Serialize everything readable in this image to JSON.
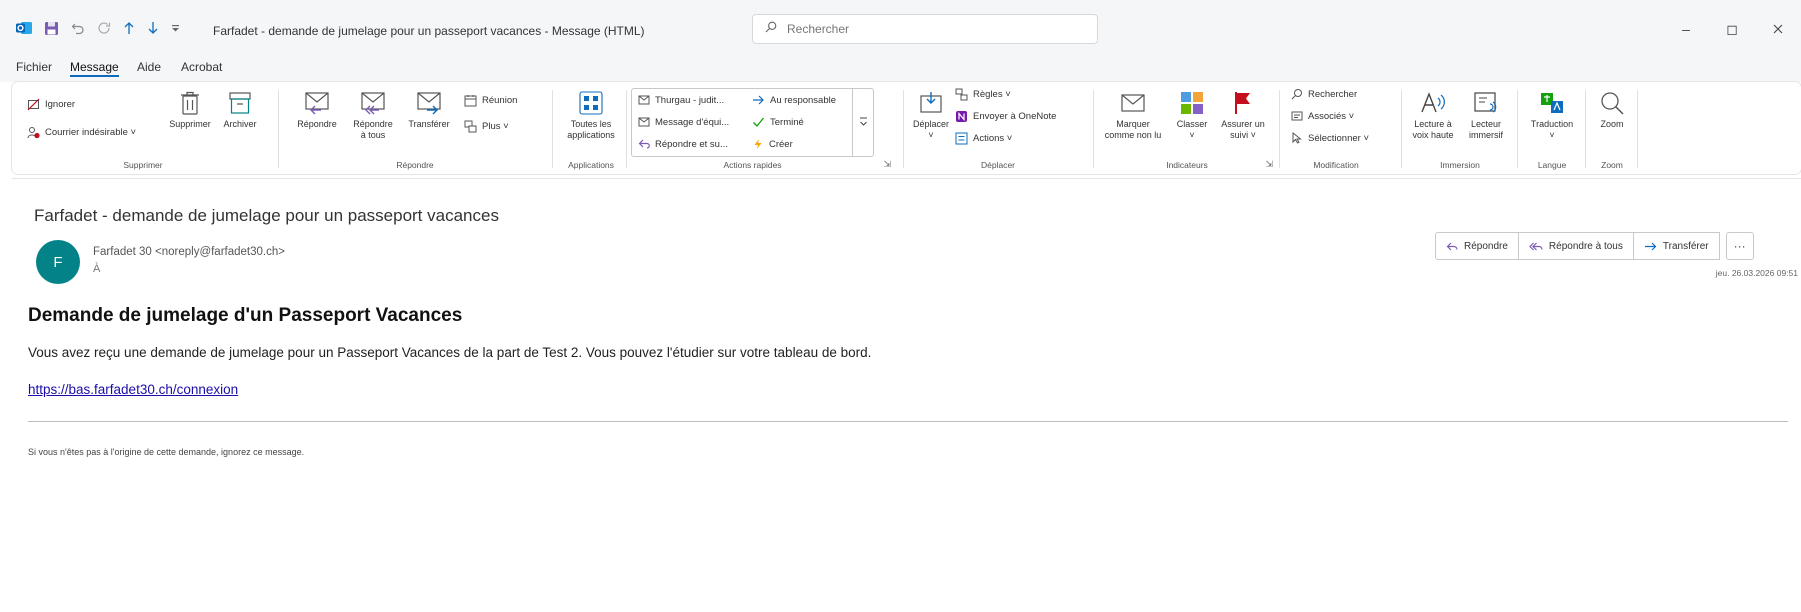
{
  "titlebar": {
    "title": "Farfadet - demande de jumelage pour un passeport vacances - Message (HTML)",
    "search_placeholder": "Rechercher",
    "minimize": "–",
    "restore": "◻"
  },
  "menu": {
    "tabs": [
      {
        "label": "Fichier"
      },
      {
        "label": "Message"
      },
      {
        "label": "Aide"
      },
      {
        "label": "Acrobat"
      }
    ],
    "active_tab": "Message"
  },
  "ribbon": {
    "supprimer": {
      "group_label": "Supprimer",
      "ignore": "Ignorer",
      "junk": "Courrier indésirable ˅",
      "delete": "Supprimer",
      "archive": "Archiver"
    },
    "repondre": {
      "group_label": "Répondre",
      "reply": "Répondre",
      "reply_all_line1": "Répondre",
      "reply_all_line2": "à tous",
      "forward": "Transférer",
      "meeting": "Réunion",
      "more": "Plus ˅"
    },
    "applications": {
      "group_label": "Applications",
      "all_apps_line1": "Toutes les",
      "all_apps_line2": "applications"
    },
    "actions_rapides": {
      "group_label": "Actions rapides",
      "items": [
        {
          "label": "Thurgau - judit..."
        },
        {
          "label": "Message d'équi..."
        },
        {
          "label": "Répondre et su..."
        },
        {
          "label": "Au responsable"
        },
        {
          "label": "Terminé"
        },
        {
          "label": "Créer"
        }
      ]
    },
    "deplacer": {
      "group_label": "Déplacer",
      "move": "Déplacer",
      "move_arrow": "˅",
      "rules": "Règles ˅",
      "onenote": "Envoyer à OneNote",
      "actions": "Actions ˅"
    },
    "indicateurs": {
      "group_label": "Indicateurs",
      "mark_unread_line1": "Marquer",
      "mark_unread_line2": "comme non lu",
      "categorize": "Classer",
      "categorize_arrow": "˅",
      "followup_line1": "Assurer un",
      "followup_line2": "suivi ˅"
    },
    "modification": {
      "group_label": "Modification",
      "find": "Rechercher",
      "related": "Associés ˅",
      "select": "Sélectionner ˅"
    },
    "immersion": {
      "group_label": "Immersion",
      "read_aloud_line1": "Lecture à",
      "read_aloud_line2": "voix haute",
      "immersive_line1": "Lecteur",
      "immersive_line2": "immersif"
    },
    "langue": {
      "group_label": "Langue",
      "translate": "Traduction",
      "translate_arrow": "˅"
    },
    "zoom": {
      "group_label": "Zoom",
      "zoom": "Zoom"
    }
  },
  "message": {
    "subject": "Farfadet - demande de jumelage pour un passeport vacances",
    "avatar_initial": "F",
    "sender": "Farfadet 30 <noreply@farfadet30.ch>",
    "recipient": "À",
    "date": "jeu. 26.03.2026 09:51",
    "actions": {
      "reply": "Répondre",
      "reply_all": "Répondre à tous",
      "forward": "Transférer",
      "more": "···"
    },
    "body": {
      "heading": "Demande de jumelage d'un Passeport Vacances",
      "text": "Vous avez reçu une demande de jumelage pour un Passeport Vacances de la part de Test 2. Vous pouvez l'étudier sur votre tableau de bord.",
      "link": "https://bas.farfadet30.ch/connexion",
      "footnote": "Si vous n'êtes pas à l'origine de cette demande, ignorez ce message."
    }
  },
  "colors": {
    "accent": "#0f6cbd",
    "avatar": "#038387",
    "flag": "#c50f1f",
    "link": "#1a0dab"
  }
}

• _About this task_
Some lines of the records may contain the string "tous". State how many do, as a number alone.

• _Response to this exercise_
2